(DATA EXCERPTS Opens)

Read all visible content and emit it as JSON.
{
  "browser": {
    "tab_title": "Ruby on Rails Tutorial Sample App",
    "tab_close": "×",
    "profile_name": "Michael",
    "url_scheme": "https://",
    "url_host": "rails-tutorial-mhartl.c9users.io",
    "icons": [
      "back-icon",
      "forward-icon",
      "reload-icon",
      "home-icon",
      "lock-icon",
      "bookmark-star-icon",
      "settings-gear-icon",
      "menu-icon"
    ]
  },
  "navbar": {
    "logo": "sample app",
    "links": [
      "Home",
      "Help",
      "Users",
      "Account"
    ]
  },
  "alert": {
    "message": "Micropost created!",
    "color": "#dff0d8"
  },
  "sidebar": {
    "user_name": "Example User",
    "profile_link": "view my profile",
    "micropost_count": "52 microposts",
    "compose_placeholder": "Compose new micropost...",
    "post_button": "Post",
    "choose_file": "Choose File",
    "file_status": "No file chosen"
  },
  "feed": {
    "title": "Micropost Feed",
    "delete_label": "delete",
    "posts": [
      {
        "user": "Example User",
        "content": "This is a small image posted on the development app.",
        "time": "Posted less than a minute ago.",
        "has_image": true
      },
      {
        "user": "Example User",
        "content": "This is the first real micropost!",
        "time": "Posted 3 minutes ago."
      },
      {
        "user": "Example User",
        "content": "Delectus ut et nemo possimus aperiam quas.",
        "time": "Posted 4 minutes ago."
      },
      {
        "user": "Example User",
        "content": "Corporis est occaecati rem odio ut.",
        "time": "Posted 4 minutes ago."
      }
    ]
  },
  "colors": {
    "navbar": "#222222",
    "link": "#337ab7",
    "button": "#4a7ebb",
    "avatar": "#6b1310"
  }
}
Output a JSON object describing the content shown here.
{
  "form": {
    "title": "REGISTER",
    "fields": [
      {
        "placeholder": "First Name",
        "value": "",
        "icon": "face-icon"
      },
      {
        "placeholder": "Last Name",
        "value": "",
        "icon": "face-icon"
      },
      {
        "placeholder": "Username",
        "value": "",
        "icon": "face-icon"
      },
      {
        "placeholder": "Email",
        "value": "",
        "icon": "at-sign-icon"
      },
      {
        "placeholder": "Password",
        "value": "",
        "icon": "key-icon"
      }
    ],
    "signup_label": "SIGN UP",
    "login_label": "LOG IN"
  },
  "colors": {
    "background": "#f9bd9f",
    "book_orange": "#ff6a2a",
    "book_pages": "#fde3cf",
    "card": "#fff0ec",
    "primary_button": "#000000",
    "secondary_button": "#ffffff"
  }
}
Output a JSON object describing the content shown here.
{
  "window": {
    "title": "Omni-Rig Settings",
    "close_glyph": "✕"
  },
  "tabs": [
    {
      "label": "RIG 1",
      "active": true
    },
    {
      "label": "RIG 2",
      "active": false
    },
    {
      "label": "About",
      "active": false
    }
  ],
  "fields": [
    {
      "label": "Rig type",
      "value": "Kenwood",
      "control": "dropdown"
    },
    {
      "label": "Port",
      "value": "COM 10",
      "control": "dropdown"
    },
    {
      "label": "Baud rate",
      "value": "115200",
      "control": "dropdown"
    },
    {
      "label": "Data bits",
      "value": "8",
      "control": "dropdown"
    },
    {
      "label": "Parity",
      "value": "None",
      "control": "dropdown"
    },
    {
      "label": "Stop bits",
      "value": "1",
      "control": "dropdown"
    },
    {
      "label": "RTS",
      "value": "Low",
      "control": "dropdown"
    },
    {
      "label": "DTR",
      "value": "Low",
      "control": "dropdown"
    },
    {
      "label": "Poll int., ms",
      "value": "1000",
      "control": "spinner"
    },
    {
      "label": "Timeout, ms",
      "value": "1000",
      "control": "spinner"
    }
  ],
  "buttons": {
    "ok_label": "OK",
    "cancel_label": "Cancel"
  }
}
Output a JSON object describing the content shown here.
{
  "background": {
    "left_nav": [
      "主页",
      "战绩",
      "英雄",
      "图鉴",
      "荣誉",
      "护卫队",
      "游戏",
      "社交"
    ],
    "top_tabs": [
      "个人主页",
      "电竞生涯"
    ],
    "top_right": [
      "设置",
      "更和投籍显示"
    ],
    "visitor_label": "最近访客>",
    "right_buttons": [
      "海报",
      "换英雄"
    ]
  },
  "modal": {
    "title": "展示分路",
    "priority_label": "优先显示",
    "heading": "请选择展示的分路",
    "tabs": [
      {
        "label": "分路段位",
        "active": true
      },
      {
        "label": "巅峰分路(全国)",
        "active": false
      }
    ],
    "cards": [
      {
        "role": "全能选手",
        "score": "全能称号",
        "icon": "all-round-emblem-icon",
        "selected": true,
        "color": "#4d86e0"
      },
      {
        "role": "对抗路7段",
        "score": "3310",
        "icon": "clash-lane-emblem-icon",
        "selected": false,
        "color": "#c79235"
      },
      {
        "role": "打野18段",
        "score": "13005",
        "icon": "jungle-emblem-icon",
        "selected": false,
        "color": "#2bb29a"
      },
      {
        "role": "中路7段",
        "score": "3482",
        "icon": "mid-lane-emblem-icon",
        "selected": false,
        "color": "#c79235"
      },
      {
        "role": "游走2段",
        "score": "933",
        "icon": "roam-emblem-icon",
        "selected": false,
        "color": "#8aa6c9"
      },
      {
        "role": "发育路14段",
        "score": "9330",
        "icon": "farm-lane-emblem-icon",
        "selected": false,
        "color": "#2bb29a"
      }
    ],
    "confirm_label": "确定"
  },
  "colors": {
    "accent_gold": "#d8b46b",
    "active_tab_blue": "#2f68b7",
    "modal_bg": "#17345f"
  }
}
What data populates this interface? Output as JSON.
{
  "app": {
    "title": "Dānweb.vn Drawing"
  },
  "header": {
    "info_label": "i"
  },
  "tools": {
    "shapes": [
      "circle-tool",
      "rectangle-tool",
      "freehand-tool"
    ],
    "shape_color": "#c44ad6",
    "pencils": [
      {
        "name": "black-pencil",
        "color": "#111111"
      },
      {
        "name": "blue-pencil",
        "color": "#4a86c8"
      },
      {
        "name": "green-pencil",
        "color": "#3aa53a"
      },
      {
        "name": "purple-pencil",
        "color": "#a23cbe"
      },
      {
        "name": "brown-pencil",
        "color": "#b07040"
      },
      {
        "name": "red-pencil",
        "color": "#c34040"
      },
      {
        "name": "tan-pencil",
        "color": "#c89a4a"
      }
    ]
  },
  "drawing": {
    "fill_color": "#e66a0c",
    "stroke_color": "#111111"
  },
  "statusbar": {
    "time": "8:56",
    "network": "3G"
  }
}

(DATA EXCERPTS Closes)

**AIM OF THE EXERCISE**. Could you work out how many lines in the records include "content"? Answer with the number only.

**TASK SOLUTION**. 8